The ongoing saga between Apple and Samsung has taken another fresh turn this week, as the iPhone producers look to sue their smartphone rivals for $2 billion over a new patent discrepancy. It is understood both tech giants share one or two far too familiar features in their handheld products for Apple’s liking, and a legal battle of remarkable proportions is due to take place in San Jose, California to once again settle what seems to be a never-ending argument.
Because of the fact that US litigation is relatively slow, accusations against Samsung will largely be based around products that were manufactured around two years ago, in a repetition of the lawsuit that took place in 2012. Those proceedings were concluded with Samsung ordered to pay Apple $1 billion in damages, although that figure was later reduced to $929 million and is currently undergoing a further appeal.

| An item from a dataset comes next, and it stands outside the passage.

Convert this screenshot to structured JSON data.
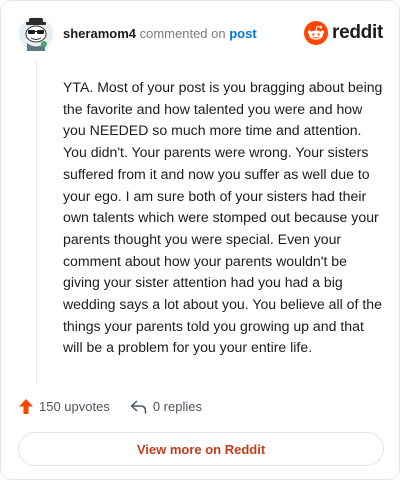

Should this new trial find Samsung guilty a second time, it is likely the penalty will be substantially more considering their increase in sales are taken into account.
These expanding sales can be thanked in part to the company’s use of Google-backed Android operating software, and despite the fact that Google does not financially benefit from Android, representatives of the search engine will attend the trial. It is hoped that the presence of a Silicon Valley-based company in Samsung’s defence (as Google is) will help level the playing field, and counter what Samsung’s legal team sees as Apple’s home advantage (their headquarters is located in Cupertino).
Executives at Google are keen to explain how they produced the software that went into powering more than 75% of all smartphones sold by Samsung last year, and any similarities with the iOS system created and used by Apple is purely coincidental. Of course, with a similar based defence strategy in the last case, the new patent discrepancy raised by Apple against Samsung looks like it might provide a similar result.
The court battle will revolve around five specific features related to what some might say are minor software functions. Included among these are the correction of misspelled words (an evolution of the now outdated “predictive text”) Apple’s iconic “slide to unlock” function, and the ability to search both the Internet and files on the device in one attempt (dubbed “universal search”).
Comparing multiple devices from the two manufacturers, there is little doubt that these specifications are extremely alike, but what Apple must prove is that consumer demand for Samsung products was increased significantly by their use of infringing features. In a counter accusation, Samsung are asserting that Apple have duplicated two of their patented utilities, but are only suing for damages totalling just over $22 million.
District Court Judge Lucy Koh will preside over the court case as she did the last time, but not for want of trying to encourage Apple and Samsung bosses to resolve the issue independently. The pair had opened negotiations before Apple started legal proceedings, but ultimately failed to reach mutual satisfaction.
As each of the multinational corporations continue to fight one another for the controlling share in a market worth many billions of dollars, the new patent discrepancy between Apple and Samsung will probably turn out to be a tiny drop in the ocean if and when the feud ends, and the dust finally settles.
Opinion by Zachary John